And, of course, sometimes it might be more trouble than benefit to move certain data to the cloud. If that’s the case – don’t do it. Keep that data onsite and be sure you are in compliance with the proper regulations. Then, focus on the data that CAN be moved to the cloud and look for efficiencies and savings there. Wasting time forcing a square peg into a round data hole isn’t worth it.

Certifications to Look For

ISO 27001, SSAE16 (the update to the SAS 70 standard; ISAE 3402 is the international version), and the MSPAlliance’s MSP/Cloud Verify are general compliance certifications for controls around financial and information security. They are a good first step to double-check that your CSP has auditing and controls in place for their services. However, they are a starting point only and regulations, business needs, and standards all evolve at different rates. Don’t assume that because a provider has a certification that it means your search is over – security, control, etc. are all moving targets and certifications take place at a snapshot in time. Be sure your potential partner has kept up-to-date with changing certification requirements.

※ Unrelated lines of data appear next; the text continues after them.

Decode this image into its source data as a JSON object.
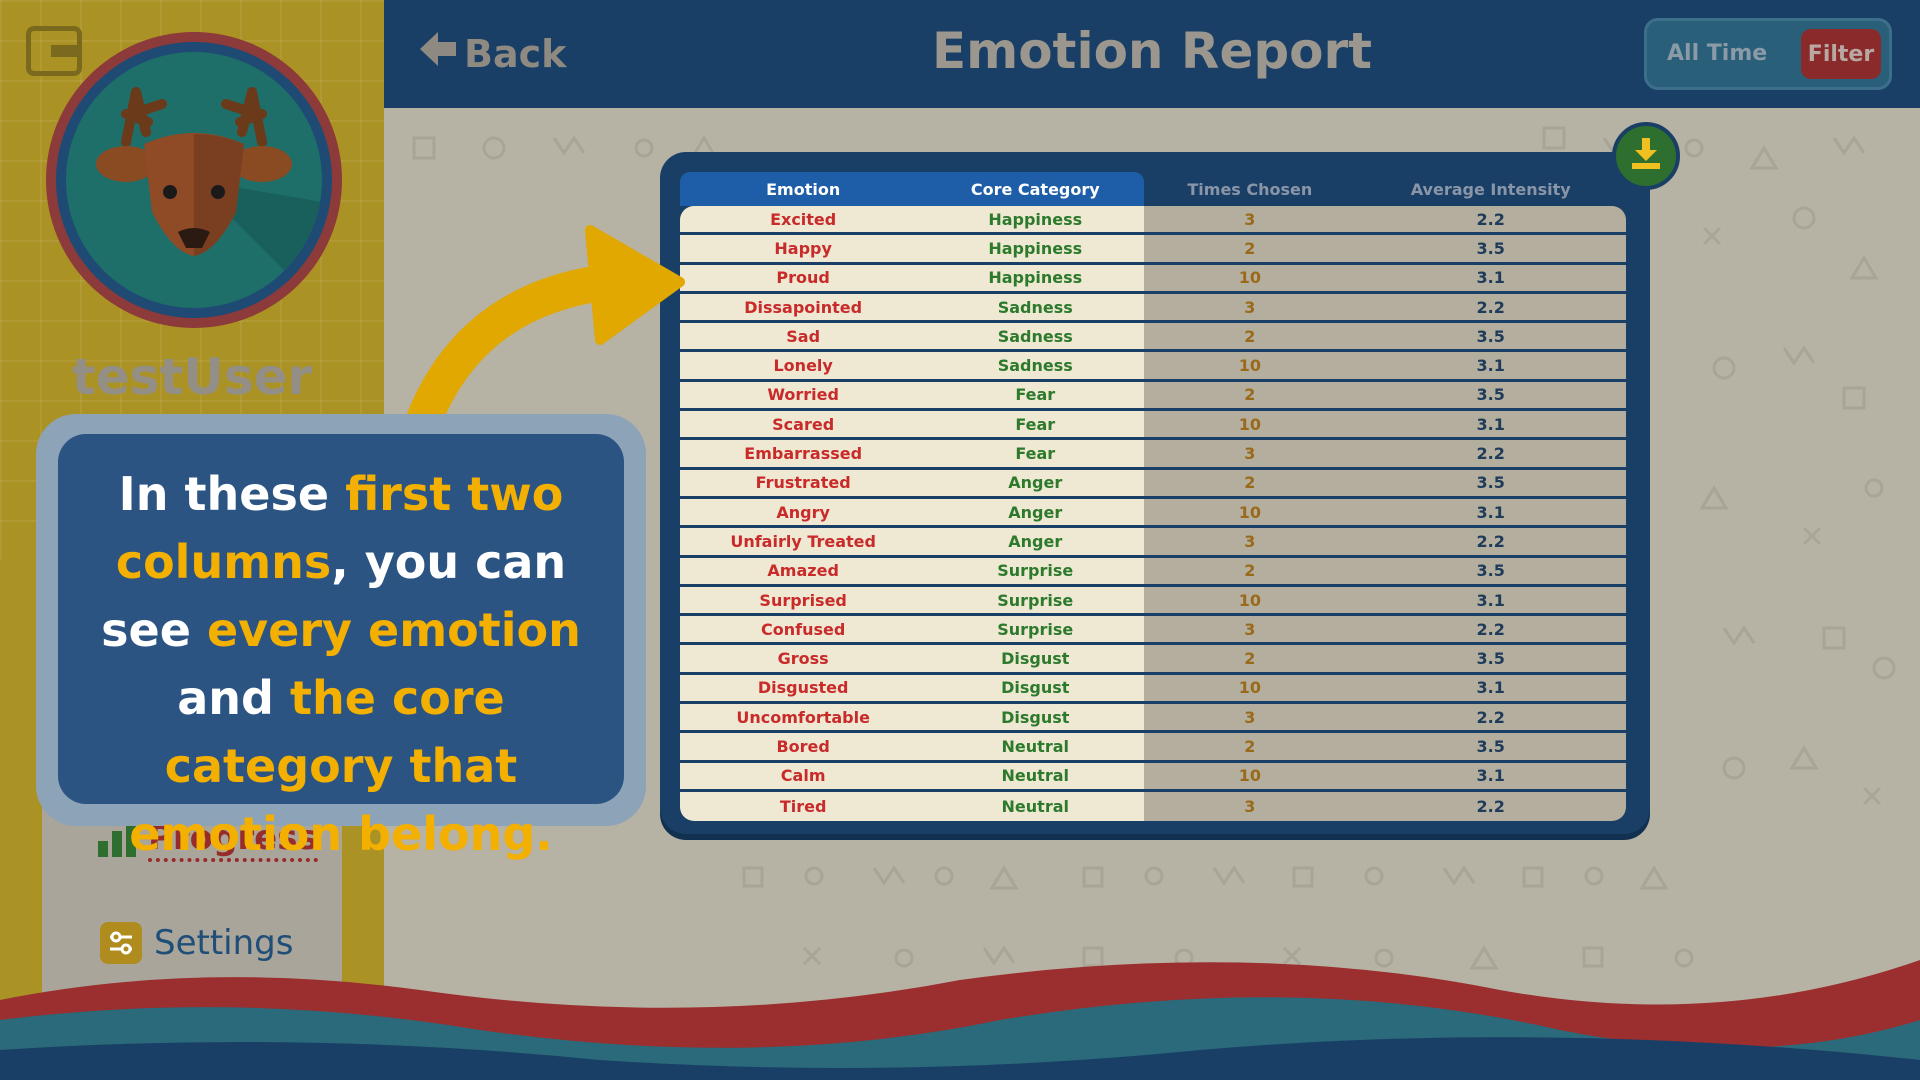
{
  "sidebar": {
    "username": "testUser",
    "nav": [
      {
        "label": "Progress",
        "icon": "bar-chart-icon"
      },
      {
        "label": "Settings",
        "icon": "sliders-icon"
      }
    ],
    "logout_icon": "logout-icon",
    "avatar": "deer-avatar"
  },
  "header": {
    "back_label": "Back",
    "title": "Emotion Report",
    "time_range": "All Time",
    "filter_label": "Filter"
  },
  "table": {
    "columns": [
      "Emotion",
      "Core Category",
      "Times Chosen",
      "Average Intensity"
    ],
    "rows": [
      [
        "Excited",
        "Happiness",
        "3",
        "2.2"
      ],
      [
        "Happy",
        "Happiness",
        "2",
        "3.5"
      ],
      [
        "Proud",
        "Happiness",
        "10",
        "3.1"
      ],
      [
        "Dissapointed",
        "Sadness",
        "3",
        "2.2"
      ],
      [
        "Sad",
        "Sadness",
        "2",
        "3.5"
      ],
      [
        "Lonely",
        "Sadness",
        "10",
        "3.1"
      ],
      [
        "Worried",
        "Fear",
        "2",
        "3.5"
      ],
      [
        "Scared",
        "Fear",
        "10",
        "3.1"
      ],
      [
        "Embarrassed",
        "Fear",
        "3",
        "2.2"
      ],
      [
        "Frustrated",
        "Anger",
        "2",
        "3.5"
      ],
      [
        "Angry",
        "Anger",
        "10",
        "3.1"
      ],
      [
        "Unfairly Treated",
        "Anger",
        "3",
        "2.2"
      ],
      [
        "Amazed",
        "Surprise",
        "2",
        "3.5"
      ],
      [
        "Surprised",
        "Surprise",
        "10",
        "3.1"
      ],
      [
        "Confused",
        "Surprise",
        "3",
        "2.2"
      ],
      [
        "Gross",
        "Disgust",
        "2",
        "3.5"
      ],
      [
        "Disgusted",
        "Disgust",
        "10",
        "3.1"
      ],
      [
        "Uncomfortable",
        "Disgust",
        "3",
        "2.2"
      ],
      [
        "Bored",
        "Neutral",
        "2",
        "3.5"
      ],
      [
        "Calm",
        "Neutral",
        "10",
        "3.1"
      ],
      [
        "Tired",
        "Neutral",
        "3",
        "2.2"
      ]
    ],
    "download_icon": "download-icon"
  },
  "callout": {
    "segments": [
      {
        "text": "In these ",
        "highlight": false
      },
      {
        "text": "first two columns",
        "highlight": true
      },
      {
        "text": ", you can see ",
        "highlight": false
      },
      {
        "text": "every emotion",
        "highlight": true
      },
      {
        "text": " and ",
        "highlight": false
      },
      {
        "text": "the core category",
        "highlight": true
      },
      {
        "text": " that emotion belong.",
        "highlight": true
      }
    ]
  },
  "colors": {
    "header_bg": "#1a3f66",
    "highlight_yellow": "#f4b000",
    "emotion_red": "#c92a2a",
    "category_green": "#2d7a2d",
    "sidebar_gold": "#ab9224"
  }
}
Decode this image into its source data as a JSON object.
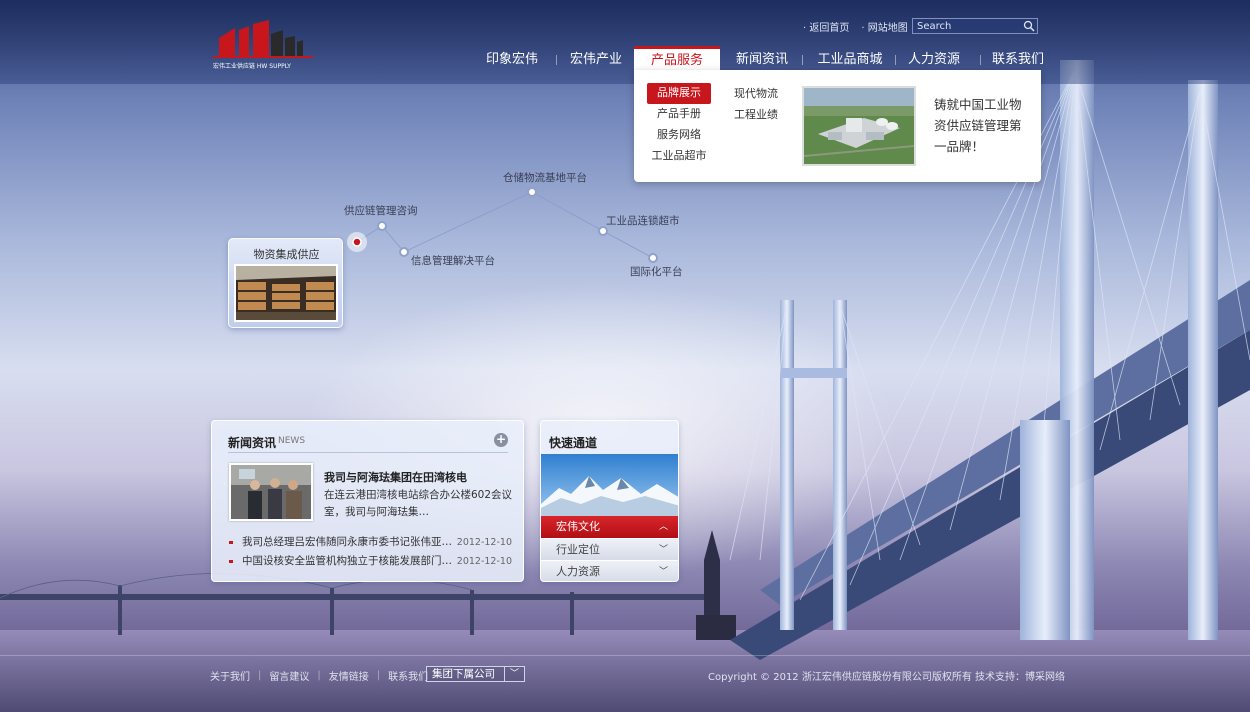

Data compliance in the cloud is an issue, but definitely not an issue that would prevent you from moving to the cloud – so long as you do your homework. Start by understanding these three issues in the context of your data compliance needs and you’ll be well on your way to a successful move to the cloud.

Finally, Trust Markers

How can you know if your cloud partner is trustworthy? Ask for customer referrals and talk to their existing customers. Do some investigative “sleuthing” on LinkedIn and identify some of their customers who they did NOT vet for you and reach out to them for their experience of the provider’s products and services.

Ask if they can do what they say they do.

Also look for certifications.

You will see things like SSAE 16 and wonder, “What’s that?” Statement on Standards for Attestation Engagements (SSAE) No. 16, Reporting on Controls at a Service Organization is an auditing standard from the American Institute of Certified Public Accountants. A term you may be more familiar with is SAS 70 which was the previous term for this level of certification. From your point of view, this report shows that an organization has the appropriate controls in place and details on the effectiveness of those controls. Basically, the correct processes and procedures are in place to ensure that the facility and your information work correctly, with proper access controls, etc.

A cloud facility that follows these standards is probably a safe reservoir for your data.

With proper due diligence, cloud backup and other services can meet the most stringent compliance requirements.

If you think a cloud solution could be the right fit for you, contact us today.

New call-to-action

Topics: Security, IT Managed Services, Hipaa compliance

Written by Monique Phalen

Mo is the resident IT go-to lady at AIS. She has traveled the world, run a marathon, is a self proclaimed crossword champion, and can do ventriloquism. She has an uncanny memory ....down to the detail. She has completed 4 half marathons and hates running. In her free time, she likes to spend time with her 7 siblings and 20 nieces and nephews.

Leave a Comment